News 2008


Mau saga proves Kenyans do not care about environment




THOSE RIOTING OVER THE Government’s plan to comprehensively restore the Mau complex should be understood within the context of the typical Kenyan’s contempt for environmental conservation.

This contempt is underlined by the fact that one’s transfer or appointment to the Ministry of Environment is treated as demeaning to the individual and the community from which he or she hails. This explains why since independence, no Environment minister has left a mark in that docket.

In the 1980s and 1990s, we would roar with laughter at President Moi’s vilification of Prof Wangari Maathai’s environmental conservation efforts as the antics of a mad woman.

Looking back, this collective indifference to Mother Nature is all the regime needed to wage a scorched earth war against our natural heritage, with the Karura Forest and the Mau as the most outstanding examples.

THE VENOM WITH WHICH SOME Rift Valley MPs greeted Prime Minister Raila Odinga’s putting his foot down over the Mau is not surprising.

Indeed, Raila should take the legislators’ threat to withhold their support for him and ODM seriously because, to their minds, their political here and now matters more than the country’s survival.

But this proposition could be wrong. The MPs, like the majority of Kenyans, honestly cannot see what is wrong with their kinsmen/women exploiting one of the most fertile agricultural lands in the country. Looked at from this prism, Raila is an agent of hostile forces on an evil mission to “finish” their people.

The argument that the Mau settlers hold title deeds to their pieces of land is most incongruous because it cynically ignores the bigger question of the survival of an entire region, with Kenya and Tanzania as the most immediate casualties.

Still, since these Kenyans are merely victims of political myopia, they should be handled with care. They should be offered attractive incentives, including commensurate financial compensation.

To begin to address the question of environmental concerns, a deliberate, continuous public education on the virtues of preserving the environment should be carried out throughout the country to sensitise Kenyans on the link between famine, disease, poverty and natural disasters and environmental degradation.
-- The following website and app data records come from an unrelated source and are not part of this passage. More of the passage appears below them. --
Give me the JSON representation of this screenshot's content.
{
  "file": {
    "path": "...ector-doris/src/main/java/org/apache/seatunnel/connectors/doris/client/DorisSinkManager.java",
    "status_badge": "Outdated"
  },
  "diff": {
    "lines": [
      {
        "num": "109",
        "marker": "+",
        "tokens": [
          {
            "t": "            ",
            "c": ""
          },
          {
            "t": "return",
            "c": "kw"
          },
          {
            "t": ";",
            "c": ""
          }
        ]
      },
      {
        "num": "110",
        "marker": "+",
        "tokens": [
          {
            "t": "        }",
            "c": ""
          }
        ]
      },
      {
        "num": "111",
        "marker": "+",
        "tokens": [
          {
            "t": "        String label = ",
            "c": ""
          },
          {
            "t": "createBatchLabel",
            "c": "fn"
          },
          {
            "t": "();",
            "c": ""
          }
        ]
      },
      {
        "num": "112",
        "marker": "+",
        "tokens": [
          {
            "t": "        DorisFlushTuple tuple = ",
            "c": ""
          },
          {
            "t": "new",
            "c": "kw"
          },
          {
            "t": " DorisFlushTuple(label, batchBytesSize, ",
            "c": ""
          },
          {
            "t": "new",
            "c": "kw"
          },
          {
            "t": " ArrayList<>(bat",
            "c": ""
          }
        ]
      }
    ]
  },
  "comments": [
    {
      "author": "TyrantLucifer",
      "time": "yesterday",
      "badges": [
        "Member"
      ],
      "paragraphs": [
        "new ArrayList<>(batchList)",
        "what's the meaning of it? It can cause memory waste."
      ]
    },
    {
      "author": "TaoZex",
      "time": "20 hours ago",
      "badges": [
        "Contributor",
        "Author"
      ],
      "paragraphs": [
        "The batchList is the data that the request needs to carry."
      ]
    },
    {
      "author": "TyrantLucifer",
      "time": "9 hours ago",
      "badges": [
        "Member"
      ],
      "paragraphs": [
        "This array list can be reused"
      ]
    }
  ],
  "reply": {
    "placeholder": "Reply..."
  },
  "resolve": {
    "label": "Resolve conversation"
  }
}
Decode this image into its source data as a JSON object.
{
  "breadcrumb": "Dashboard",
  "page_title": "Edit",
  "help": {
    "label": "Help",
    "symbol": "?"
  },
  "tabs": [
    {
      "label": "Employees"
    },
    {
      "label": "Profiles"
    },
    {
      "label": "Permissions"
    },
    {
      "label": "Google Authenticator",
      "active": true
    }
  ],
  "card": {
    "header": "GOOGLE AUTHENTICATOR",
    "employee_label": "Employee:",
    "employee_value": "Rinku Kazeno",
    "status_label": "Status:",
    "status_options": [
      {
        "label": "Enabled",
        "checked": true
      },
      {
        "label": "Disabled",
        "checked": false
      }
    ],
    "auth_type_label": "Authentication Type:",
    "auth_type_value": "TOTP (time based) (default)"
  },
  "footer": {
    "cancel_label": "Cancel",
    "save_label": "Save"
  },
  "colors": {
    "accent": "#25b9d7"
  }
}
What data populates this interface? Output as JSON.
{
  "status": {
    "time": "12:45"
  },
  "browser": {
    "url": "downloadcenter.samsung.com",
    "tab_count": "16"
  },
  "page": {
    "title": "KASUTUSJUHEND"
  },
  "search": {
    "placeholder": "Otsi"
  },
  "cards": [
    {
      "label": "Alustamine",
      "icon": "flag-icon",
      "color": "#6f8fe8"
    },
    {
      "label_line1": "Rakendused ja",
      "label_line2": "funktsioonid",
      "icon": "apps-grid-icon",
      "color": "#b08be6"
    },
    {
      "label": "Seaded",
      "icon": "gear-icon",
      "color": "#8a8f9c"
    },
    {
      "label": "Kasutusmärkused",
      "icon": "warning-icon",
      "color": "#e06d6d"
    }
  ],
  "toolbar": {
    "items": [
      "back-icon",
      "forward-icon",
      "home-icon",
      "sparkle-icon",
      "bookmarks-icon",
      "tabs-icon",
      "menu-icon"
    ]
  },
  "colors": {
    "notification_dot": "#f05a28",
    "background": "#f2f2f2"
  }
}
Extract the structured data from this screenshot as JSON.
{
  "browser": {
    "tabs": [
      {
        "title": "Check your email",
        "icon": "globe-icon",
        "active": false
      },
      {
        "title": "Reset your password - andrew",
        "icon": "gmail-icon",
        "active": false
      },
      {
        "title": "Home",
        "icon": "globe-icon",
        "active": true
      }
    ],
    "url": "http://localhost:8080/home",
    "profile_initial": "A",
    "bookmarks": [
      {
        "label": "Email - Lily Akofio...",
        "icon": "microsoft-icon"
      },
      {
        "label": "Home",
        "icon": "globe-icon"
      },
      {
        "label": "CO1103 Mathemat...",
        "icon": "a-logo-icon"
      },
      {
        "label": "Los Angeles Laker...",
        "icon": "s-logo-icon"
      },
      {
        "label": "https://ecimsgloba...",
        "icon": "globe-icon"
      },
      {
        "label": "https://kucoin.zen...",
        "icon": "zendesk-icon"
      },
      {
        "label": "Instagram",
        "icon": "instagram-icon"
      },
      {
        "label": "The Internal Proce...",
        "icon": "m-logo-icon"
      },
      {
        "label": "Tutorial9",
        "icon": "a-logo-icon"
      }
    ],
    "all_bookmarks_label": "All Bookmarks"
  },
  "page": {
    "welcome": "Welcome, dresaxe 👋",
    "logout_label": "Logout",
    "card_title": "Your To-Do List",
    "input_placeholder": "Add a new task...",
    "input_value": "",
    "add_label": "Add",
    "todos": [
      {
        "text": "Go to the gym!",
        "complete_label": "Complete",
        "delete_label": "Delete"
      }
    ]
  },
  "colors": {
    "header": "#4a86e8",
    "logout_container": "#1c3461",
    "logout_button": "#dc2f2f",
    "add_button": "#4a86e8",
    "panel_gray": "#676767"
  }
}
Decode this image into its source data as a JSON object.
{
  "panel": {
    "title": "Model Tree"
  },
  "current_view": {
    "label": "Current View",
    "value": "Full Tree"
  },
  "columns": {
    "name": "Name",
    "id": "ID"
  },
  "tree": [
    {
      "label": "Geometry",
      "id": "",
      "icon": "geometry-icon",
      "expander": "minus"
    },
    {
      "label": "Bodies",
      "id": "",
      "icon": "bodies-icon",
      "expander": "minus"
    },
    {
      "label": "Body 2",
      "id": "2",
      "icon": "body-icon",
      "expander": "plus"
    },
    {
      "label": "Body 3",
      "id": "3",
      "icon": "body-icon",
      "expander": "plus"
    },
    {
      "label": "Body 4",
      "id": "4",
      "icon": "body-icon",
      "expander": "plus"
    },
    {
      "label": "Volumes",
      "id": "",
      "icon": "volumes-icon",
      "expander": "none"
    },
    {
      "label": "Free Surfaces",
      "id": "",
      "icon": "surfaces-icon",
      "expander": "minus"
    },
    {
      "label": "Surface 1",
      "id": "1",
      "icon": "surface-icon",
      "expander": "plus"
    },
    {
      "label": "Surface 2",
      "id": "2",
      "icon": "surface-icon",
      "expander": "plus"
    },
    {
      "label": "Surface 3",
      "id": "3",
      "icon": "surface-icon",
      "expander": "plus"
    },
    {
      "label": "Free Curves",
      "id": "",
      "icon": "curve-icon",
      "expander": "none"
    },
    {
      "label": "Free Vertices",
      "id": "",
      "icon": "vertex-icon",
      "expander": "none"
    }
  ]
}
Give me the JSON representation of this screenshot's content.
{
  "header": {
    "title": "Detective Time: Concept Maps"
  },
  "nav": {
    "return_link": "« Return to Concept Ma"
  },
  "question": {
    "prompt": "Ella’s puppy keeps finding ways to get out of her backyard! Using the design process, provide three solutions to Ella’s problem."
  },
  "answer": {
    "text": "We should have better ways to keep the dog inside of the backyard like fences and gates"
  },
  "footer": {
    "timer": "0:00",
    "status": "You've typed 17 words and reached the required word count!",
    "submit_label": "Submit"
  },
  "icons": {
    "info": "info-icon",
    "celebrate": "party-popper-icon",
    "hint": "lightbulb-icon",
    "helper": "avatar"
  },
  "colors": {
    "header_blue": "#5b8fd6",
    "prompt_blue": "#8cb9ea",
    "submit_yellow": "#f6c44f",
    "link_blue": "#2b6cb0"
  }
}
The need for an integrated governmental approach here cannot be gainsaid. Mr Odinga cannot leave a better legacy than leading Kenyans into a safer environment. This job should not be hard for the Premier given that he has on his side two result-loving ministers – Mr John Michuki (Environment) and Dr Noah Wekesa (Forestry and Wildlife).

Environmental care has assumed central importance globally, and governments are taking the lead. Kenya can borrow from some of the best examples internationally, one of them being China.

Though pilloried as the world’s chief polluter mainly due to rapid industrialisation and population pressure, China, after perennial disastrous floods and famines, has adopted policies which aim to restore its environment.

The country has invested billions in two programmes named China Natural Forest Conservation and Grain to Green. The former is aimed at rectifying the damage caused by years of unbridled logging which has led to soil erosion. It bans logging and replaces forests through a plethora of incentives to forest enterprises.

The Grain to Green approach works to convert crop land on steep slopes to forests and grasslands by providing affected farmers with grain and cash subsidies.

KENYA CAN GO FOR A SIMILAR APproach by adopting a one-adult-one tree policy where each living Kenyan adult is required by law to successfully grow one tree in their life time. Secondly, the Government can pay Kenyans a token to turn portions of their farm lands into forests.

But forests, important as they are, are not the end-all in environmental care and management. Pollution, the other area Kenyans excel in, is equally worrying, and here is why.

Millions of tonnes of plastic materials litter the entire country. The few surviving rivers flow with water which is dangerous for human consumption. Those who live in cities like Nairobi will confess that pollution due to a combination of industrial activities and motor vehicles is making life unbearable.

The country’s over-reliance on fossil fuels should be checked and the spotlight turned instead on environment-friendly renewable energy.